Minister Anne Tolley handed a double whammy to victims of historic abuse in state care, defending the spend on a Queen’s Counsel hired by the Government to fight their claims, while also refusing to hold a proper inquiry says Labour’s Deputy Leader Jacinda Ardern.
“The QC’s job was to fight claimants tooth and nail and the Government spent more money on lawyers’ fees than compensating individual victims.
“The Government is failing to address what some have gone as far as to describe as the worst human rights breach in our country’s history.
“The Minister for vulnerable children has also denied the abused the right to recover by dismissing any form of an inquiry because she says they just want financial compensation and an apology.
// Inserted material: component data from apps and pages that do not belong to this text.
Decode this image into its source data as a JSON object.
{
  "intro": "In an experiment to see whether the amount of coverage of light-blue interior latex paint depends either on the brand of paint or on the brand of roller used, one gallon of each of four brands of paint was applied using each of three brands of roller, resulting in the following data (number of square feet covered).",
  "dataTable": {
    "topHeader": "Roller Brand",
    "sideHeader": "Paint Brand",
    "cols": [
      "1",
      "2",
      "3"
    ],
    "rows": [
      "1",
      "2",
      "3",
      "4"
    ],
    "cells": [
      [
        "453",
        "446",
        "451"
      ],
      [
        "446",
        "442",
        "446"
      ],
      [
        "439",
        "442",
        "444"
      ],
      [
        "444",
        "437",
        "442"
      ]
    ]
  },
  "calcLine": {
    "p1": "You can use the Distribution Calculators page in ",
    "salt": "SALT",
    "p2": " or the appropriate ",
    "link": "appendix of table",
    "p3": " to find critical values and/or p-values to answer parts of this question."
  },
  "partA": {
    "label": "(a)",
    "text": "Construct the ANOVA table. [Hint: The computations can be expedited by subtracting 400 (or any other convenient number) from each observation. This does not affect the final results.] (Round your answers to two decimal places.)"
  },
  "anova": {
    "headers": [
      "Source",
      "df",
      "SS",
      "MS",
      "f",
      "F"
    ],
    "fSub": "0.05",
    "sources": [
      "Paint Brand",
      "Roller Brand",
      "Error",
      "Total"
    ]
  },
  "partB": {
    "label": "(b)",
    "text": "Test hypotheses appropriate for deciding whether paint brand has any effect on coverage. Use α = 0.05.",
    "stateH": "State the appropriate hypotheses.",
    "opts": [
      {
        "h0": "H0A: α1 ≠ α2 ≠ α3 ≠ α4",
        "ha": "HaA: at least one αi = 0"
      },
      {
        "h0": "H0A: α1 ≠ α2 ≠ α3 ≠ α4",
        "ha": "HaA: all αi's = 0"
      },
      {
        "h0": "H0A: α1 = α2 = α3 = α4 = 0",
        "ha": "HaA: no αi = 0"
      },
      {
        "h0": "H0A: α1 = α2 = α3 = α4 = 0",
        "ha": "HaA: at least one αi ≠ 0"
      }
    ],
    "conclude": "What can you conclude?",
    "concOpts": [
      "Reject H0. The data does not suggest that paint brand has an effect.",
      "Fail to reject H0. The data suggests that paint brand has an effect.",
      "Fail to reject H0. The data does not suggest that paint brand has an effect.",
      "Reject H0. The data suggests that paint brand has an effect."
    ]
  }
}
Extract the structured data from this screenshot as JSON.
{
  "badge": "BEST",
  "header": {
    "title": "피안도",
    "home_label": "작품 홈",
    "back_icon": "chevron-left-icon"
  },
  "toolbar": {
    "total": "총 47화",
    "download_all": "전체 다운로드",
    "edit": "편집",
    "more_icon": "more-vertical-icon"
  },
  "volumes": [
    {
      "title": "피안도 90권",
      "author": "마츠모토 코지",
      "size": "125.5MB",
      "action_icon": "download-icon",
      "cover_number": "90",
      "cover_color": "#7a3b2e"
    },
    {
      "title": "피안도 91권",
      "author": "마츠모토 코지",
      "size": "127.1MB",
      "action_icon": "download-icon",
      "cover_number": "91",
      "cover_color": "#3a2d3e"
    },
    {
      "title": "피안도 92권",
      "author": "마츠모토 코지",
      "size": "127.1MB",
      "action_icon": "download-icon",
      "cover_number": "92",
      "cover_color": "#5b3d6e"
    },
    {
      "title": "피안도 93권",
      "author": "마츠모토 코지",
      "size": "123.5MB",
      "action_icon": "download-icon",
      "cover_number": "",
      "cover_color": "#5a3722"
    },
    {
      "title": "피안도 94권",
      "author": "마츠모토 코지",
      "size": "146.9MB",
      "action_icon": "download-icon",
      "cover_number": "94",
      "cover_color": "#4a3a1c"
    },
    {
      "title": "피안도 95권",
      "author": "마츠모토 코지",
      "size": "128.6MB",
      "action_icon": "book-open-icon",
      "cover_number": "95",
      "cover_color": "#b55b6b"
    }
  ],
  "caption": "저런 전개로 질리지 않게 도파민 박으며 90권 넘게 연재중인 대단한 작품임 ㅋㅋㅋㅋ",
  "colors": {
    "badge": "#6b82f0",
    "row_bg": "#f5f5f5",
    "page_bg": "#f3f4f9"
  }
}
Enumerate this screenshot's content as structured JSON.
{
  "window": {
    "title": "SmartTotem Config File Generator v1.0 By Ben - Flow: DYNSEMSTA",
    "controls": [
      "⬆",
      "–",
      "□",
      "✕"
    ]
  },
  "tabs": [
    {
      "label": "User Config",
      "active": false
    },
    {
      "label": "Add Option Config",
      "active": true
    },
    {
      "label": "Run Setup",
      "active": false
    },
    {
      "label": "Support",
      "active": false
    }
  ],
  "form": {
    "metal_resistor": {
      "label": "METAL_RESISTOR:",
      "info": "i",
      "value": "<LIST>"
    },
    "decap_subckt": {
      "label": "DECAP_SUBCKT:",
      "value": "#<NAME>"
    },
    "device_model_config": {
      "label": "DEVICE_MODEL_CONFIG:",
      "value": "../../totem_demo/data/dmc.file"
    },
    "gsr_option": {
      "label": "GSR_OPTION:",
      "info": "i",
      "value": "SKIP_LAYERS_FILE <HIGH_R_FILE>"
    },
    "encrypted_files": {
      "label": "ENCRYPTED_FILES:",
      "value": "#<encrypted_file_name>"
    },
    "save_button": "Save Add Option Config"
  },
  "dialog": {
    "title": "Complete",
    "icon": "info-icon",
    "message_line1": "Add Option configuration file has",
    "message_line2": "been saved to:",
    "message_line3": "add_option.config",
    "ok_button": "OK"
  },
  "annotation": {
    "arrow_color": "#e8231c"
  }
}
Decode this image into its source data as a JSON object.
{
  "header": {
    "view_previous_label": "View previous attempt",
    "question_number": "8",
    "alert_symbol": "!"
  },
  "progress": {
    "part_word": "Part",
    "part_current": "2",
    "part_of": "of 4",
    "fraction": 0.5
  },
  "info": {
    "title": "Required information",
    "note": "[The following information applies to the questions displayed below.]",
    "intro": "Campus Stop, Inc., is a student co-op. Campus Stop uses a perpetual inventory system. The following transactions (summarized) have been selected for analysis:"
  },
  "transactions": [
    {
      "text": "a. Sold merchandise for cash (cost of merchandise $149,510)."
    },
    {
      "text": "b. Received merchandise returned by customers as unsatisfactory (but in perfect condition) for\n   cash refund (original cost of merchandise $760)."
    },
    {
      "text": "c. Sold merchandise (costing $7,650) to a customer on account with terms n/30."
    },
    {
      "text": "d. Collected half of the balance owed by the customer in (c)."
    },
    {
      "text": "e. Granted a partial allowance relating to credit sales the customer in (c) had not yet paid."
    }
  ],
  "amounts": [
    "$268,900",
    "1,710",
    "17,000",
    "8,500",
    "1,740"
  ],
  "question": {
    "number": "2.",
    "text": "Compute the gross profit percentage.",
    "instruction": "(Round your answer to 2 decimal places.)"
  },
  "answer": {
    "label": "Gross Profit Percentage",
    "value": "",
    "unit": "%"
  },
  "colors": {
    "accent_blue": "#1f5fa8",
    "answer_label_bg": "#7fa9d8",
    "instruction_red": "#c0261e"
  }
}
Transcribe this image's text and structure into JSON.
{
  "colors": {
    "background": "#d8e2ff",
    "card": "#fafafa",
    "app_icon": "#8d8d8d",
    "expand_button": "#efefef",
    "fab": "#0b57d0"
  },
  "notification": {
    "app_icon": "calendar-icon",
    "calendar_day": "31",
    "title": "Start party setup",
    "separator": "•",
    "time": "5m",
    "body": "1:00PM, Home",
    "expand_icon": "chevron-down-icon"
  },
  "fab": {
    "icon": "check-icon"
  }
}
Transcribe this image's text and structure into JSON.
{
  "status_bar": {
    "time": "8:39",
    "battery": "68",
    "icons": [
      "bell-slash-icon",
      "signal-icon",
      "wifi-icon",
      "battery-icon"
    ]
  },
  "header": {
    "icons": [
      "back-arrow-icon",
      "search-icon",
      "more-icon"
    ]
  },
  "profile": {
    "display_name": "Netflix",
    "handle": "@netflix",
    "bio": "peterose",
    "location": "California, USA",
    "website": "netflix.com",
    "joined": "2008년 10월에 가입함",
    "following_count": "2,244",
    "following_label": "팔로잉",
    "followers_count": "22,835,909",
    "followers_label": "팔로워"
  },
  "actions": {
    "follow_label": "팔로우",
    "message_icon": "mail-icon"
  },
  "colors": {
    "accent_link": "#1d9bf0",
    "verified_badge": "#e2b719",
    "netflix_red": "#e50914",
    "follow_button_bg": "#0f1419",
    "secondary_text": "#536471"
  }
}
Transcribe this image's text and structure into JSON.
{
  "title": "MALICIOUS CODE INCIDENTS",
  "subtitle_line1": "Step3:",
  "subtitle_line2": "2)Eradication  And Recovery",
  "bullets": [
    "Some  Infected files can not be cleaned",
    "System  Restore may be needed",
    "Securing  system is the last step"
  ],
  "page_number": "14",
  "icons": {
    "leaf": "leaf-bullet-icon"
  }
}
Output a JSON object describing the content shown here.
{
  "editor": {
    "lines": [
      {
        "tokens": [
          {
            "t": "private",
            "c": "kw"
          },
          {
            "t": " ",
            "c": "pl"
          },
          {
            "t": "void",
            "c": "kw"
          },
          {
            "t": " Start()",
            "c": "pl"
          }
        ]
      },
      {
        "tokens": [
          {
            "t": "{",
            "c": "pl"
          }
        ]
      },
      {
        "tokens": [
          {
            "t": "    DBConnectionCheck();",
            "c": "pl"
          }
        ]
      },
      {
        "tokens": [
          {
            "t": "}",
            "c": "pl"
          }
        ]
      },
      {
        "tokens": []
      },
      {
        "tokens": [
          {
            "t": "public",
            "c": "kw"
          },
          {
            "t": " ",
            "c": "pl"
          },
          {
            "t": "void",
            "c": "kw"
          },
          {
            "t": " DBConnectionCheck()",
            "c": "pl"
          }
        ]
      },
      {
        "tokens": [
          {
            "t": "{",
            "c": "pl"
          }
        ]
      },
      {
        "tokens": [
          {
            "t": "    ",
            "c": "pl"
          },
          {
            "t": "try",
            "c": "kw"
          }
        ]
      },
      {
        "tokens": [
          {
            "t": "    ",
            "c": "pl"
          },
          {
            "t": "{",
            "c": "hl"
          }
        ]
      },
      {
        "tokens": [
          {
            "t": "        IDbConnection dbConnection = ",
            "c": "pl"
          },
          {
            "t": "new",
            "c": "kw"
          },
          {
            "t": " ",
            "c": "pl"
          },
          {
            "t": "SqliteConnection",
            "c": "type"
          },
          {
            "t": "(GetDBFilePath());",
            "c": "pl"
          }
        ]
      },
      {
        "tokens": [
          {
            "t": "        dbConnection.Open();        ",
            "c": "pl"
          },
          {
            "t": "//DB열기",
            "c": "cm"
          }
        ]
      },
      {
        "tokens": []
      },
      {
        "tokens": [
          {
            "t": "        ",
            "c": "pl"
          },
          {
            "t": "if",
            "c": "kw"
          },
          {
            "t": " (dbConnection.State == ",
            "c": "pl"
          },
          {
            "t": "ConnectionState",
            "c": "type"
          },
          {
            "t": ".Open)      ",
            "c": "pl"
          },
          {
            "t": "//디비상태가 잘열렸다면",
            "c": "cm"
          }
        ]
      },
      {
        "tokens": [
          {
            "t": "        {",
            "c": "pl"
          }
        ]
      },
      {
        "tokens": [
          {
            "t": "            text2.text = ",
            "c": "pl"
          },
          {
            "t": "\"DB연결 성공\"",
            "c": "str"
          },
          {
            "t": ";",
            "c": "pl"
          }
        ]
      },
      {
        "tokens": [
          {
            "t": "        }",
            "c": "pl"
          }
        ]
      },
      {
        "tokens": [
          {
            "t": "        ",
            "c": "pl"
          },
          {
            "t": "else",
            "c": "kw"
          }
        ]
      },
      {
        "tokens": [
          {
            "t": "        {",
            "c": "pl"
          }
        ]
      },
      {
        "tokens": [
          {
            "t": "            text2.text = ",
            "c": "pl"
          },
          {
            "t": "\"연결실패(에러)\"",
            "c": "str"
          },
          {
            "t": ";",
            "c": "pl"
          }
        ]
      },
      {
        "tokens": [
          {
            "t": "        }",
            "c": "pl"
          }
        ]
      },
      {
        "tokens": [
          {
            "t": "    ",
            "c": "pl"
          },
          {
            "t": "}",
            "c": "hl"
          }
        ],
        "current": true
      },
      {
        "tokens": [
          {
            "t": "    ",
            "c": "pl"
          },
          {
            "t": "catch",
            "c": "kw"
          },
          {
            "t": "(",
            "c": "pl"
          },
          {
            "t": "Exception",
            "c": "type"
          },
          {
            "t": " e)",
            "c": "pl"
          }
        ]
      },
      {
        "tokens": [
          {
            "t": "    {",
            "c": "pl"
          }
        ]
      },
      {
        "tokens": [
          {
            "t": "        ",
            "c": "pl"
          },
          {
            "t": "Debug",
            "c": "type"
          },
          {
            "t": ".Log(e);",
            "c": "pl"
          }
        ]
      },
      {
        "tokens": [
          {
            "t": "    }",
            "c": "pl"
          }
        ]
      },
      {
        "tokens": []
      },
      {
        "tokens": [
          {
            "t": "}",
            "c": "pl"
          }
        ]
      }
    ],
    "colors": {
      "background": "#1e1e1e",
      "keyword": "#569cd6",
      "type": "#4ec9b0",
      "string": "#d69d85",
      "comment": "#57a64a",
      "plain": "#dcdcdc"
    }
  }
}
That will be a major blow to many, and is just plain wrong.
“Labour supports the Human Rights Commission’s call for an inquiry because potentially hundreds of children suffered mental, physical and sexual abuse while in state care and we must do everything we can to ensure we don't repeat those mistakes.
“Already, Labour Leader Andrew Little has said the least the Government can do is commission an independent inquiry and make its recommendations binding.
“The state was supposed to be taking care of 100,000 children who were institutionalised between the 1970s and the 1980s.
“Minister Tolley must rebuild confidence amongst those who were in care and do the right thing on this one - it's the least we can do,” says Jacinda Ardern.